At first, the child may have elbow pain. However, pain will go away as the child naturally protects the arm by not using it. They will often hold the elbow slightly bent and close to their body. It will be painful if someone else tries to move the arm. It is important when your child is not moving their arm to see a doctor, as pain and not using the arm can also be signs of a fracture.

Doctor Examination

The doctor will examine and touch the elbow to see what hurts. He or she may also try to gently move the elbow.
Other Tests
Sometimes an x-ray is needed to make sure that the pain is not from a fracture.


The doctor will try and slide the elbow ligament and the bone back into place. He or she will hold the child’s hand palm up, and bend the elbow all the way, until the palm almost touches the shoulder. Often the doctor will notice a click, which is the ligament sliding back into place. Though the child will be uncomfortable at first, they should gradually start using the arm again.

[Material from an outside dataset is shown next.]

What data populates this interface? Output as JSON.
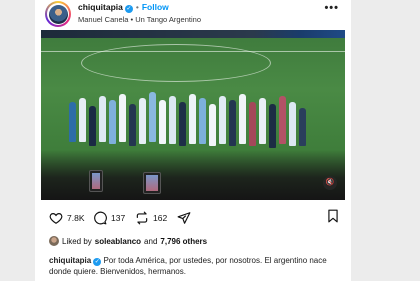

After the radial head is “reduced” the child will typically resume using the arm. Casting, splinting or other immobilization is not typically needed after a single nursemaid’s elbow. A small percentage of children can have recurrent episodes of nursemaid’s elbow and may require a brief period of immobilization in a splint or cast.  Children typically resume all activities without difficulty and long-term elbow problems are very uncommon after nursemaid’s elbow.


The best way to avoid a nursemaid’s elbow is to avoid pulling a child’s arm. Instead of lifting or swinging a child by grabbing their hands, place your hands under their armpits.

Q. How does a “pulled elbow” or nursemaid’s elbow occur? 

A nursemaid’s elbow or “pulled elbow” occurs when the elbow is forcefully pulled. This can cause a ligament in the elbow to pop out of place. A ligament is similar to an elastic band that holds bones together. In children, these bands are fairly loose and can easily glide off the bone.

Q. How do I know my child has a nursemaid’s elbow? 

He or she may have pain initially. This pain usually improves but the child will often resist movement of the elbow. They will often keep the elbow slightly bent and close to the body.

Q. Does my child need x-rays? 

Not necessarily. X-rays aren’t always needed but your doctor may obtain them to make sure there is no broken bone.

Q. How is it treated? 

Your doctor will gently manipulate the elbow which allows the ligament to move out of the joint and back over the bone. This is called “reducing” the joint and takes only a second or two. Your child will usually start using the arm normally again within a few moments. An X-ray is usually not needed afterwards, unless gentle manipulation fails to fix the problem.

Q. Will my child have long term problems? 

These injuries usually occur in children between the ages of 6 months of 5 years of age. The injury can occur again with forcefully pulling. As your child grows older, the ligaments strengthen, and they will no longer be at risk.